Carbon management is only one part of a comprehensive decarbonization strategy (it is equally important to aggressively pursue other forms of mitigation), but it is a critical part of the climate toolkit. In its recent special report setting out a pathway to net zero by 2050, the International Energy Agency identifies carbon capture as one of five key pillars to decarbonization. The UN’s Intergovernmental Panel on Climate Change agrees, as does the National Academies of Science. Both state that CO2 removal is essential to all pathways that would limit global temperature increases to 1.5 degrees Celsius.
Carbon management is critical for at least three related reasons:
- First, carbon capture is key to reducing emissions from point sources, especially sources like cement production where few alternatives exist.

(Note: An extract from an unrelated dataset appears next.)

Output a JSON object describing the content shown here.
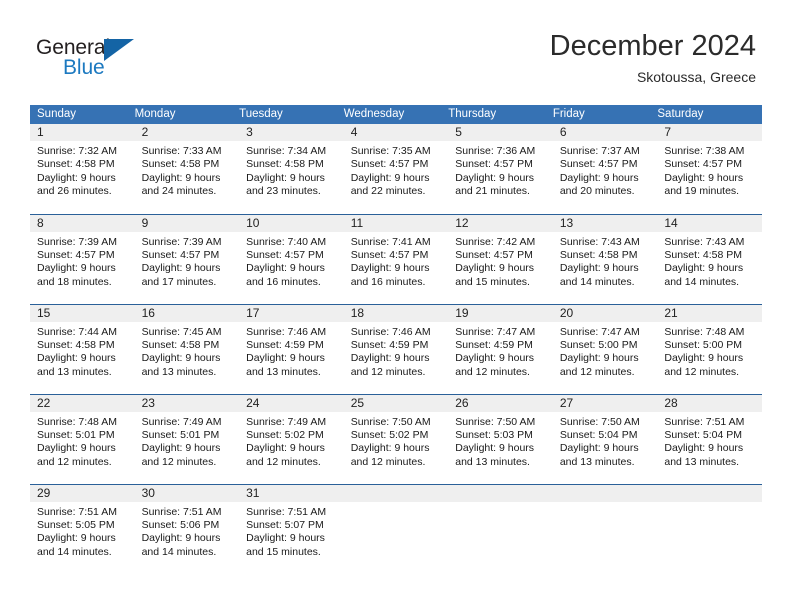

- Second, negative emissions through technologies like direct air capture will be important to offset non-point sources like agricultural emissions, which are difficult to tackle directly.
- Third, negative emissions will be key even after the world reaches net zero to help reduce atmospheric levels of carbon dioxide.
Canada has all the ingredients to establish its position as a major player in the carbon management space, but we cannot rest on our laurels. Among Canada’s assets are a world-leading collection of new and established companies with engineering expertise and capabilities, along with established regulations and a series of natural endowments. Look at most components of the future carbon management industry and you will see Canadian companies in leading global positions. Although Canada may have had an early start on CCUS, and shows great potential for future growth, bold policy moves in the United States and Europe mean our leadership position is at risk if more action does not come soon.
If carbon management is to meet its potential, it must become a climate solution that is also a business opportunity with a clear revenue stream. Today in Canada, carbon capture is too often seen only as a cost and not as an investment opportunity. In the pages that follow, we methodically describe the components of an emerging industry where costs are declining, revenue potential is emerging, and many players are entering a high-potential market.
As with most early-stage industries, public policy support will be critical, especially to generate early revenue streams that can accelerate scale up. Federal and provincial governments have taken encouraging steps in the right direction. Carbon pricing, for example, can act as a powerful incentive for businesses to invest in carbon management. The use of direct government financial support to help cover the upfront capital investment of carbon capture projects, which has been particularly evident in Europe and in some early Canadian projects, may also prove important as the Government of Canada advances on its proposed Investment Tax Credit for CCUS.
In the coming weeks, the Energy Future Forum’s Carbon Management Working Group will turn its attention to how Canada can adopt the right package of policies to enable the carbon management sector to reach its potential in helping Canada drive emissions reductions and economic growth.